For arithmetic commands increment, decrement, and the control flow command conditional branching, the number of dots in the first column indicates the index of a register to work with:

Number of dots Register Examples
0 r0 ,
1 r1 ,
2 r2 ,
3 r3 ,

The vertical position of dots in the column is irrelevant and fully aesthetics-driven. The following commands are equivalent: , , .

Increment

The increment command increases the value of the selected register.

Increment r2 two times:

⠿⠍⠋

Decrement

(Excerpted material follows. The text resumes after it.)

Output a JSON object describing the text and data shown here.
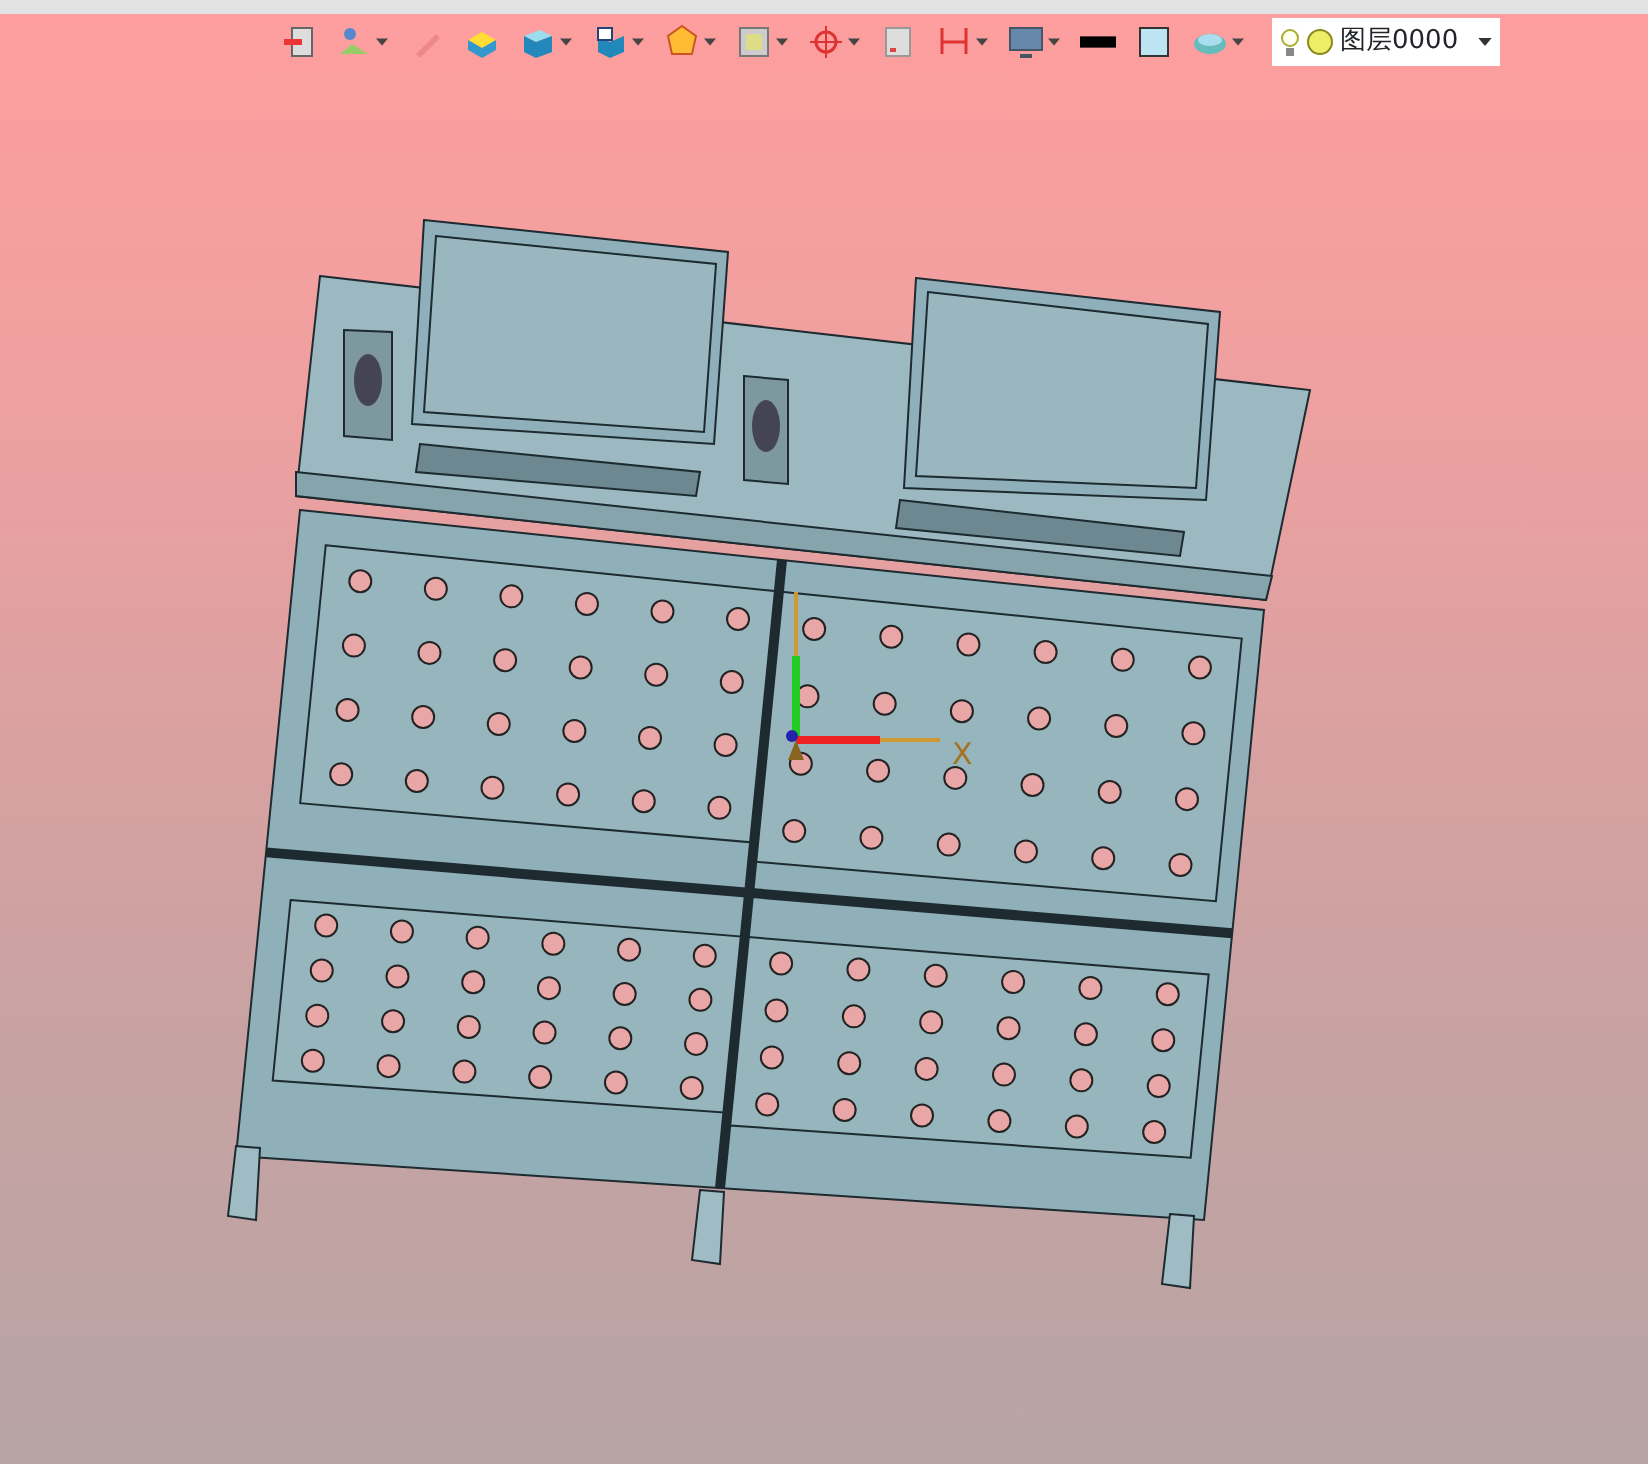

The decrement command decreases the value of the selected register if its current value is greater than zero.

Decrement r1 two times after incrementing it three times:

⠿⠉⠉⠉⠡⠢

Conditional branching

Conditional branching changes the control flow based on the current value of the selected register. If the value equals zero, the flow branches; otherwise, it continues left-to-right.

The command always comes with another dot in the second row, which indicates the direction of the control flow in the case when the value of the selected register is equal to zero:

Rows Zero flow direction Examples
B+A Northeast ,
B+C Southeast ,

Set r3 to one if r2 is greater than three:

⠿⠣⠣⠣⠳⠏

Flow

The flow operation changes the control flow of the program.

The number of dots in the first column indicates the direction:

Command Flow direction
North
Northeast
East
Southeast
South
Southwest
West
Northwest

A flow into the chicken hole:

⠿⠽⠽⠽⠽⠼
 ⠫     ⠬
 ⠩     ⠮
  ⠫⠯⠯⠯

Examples

(As various editors may not consistently display Braille symbols at the same size, Cascadia Code is the recommended font for Chickenfoot.)

No-op program

The simplest valid program:

Infinite loop

The smallest chicken hole:

⠿⠯

Truth-machine

If r0 contains 1, it sets r1 to 1:

 ⠿⠰⠊

Copier

It copies content of r0 to r1:

  ⠮⠯⠯⠯
⠿⠰⠊⠍⠠⠩
  ⠼ ⠮⠯⠯
   ⠵⠈⠣⠩

Fibonacci sequence

It takes an index in r0 and computes the corresponding Fibonacci number in r2:

        ⠮
       ⠮ ⠫
⠿⠰⠋⠠⠘⠠⠳⠣⠌⠏⠫
     ⠫ ⠼
      ⠫ ⠼ ⠮⠯
       ⠫ ⠲⠢⠎⠫
        ⠫ ⠼
         ⠫ ⠼ ⠮⠯
          ⠫ ⠷⠧⠌⠫
           ⠫⠯⠯

Addition of two numbers

It adds values in r0 and r1 to r2:

       ⠮       ⠮
      ⠮ ⠫     ⠮ ⠫
     ⠷⠈⠧⠩    ⠷⠌⠧⠩
    ⠹ ⠼     ⠹
   ⠹   ⠼   ⠹
  ⠹     ⠼ ⠹
⠿⠘⠋⠏⠠⠬   ⠚⠋⠏⠢⠬
  ⠫  ⠮    ⠫  ⠮
   ⠫⠯      ⠫⠯

Turing completeness

Chickenfoot is evidently Turing-complete as any Minsky machine can be translated into Chickenfoot:

Minsky machine Chickenfoot
INC
JZDEC ⠘⠠

Four unbounded registers are also sufficient as a Minsky machine has been demonstrated to be Turing equivalent using only two registers (or even a single one when Gödel numbering is employed).

External resources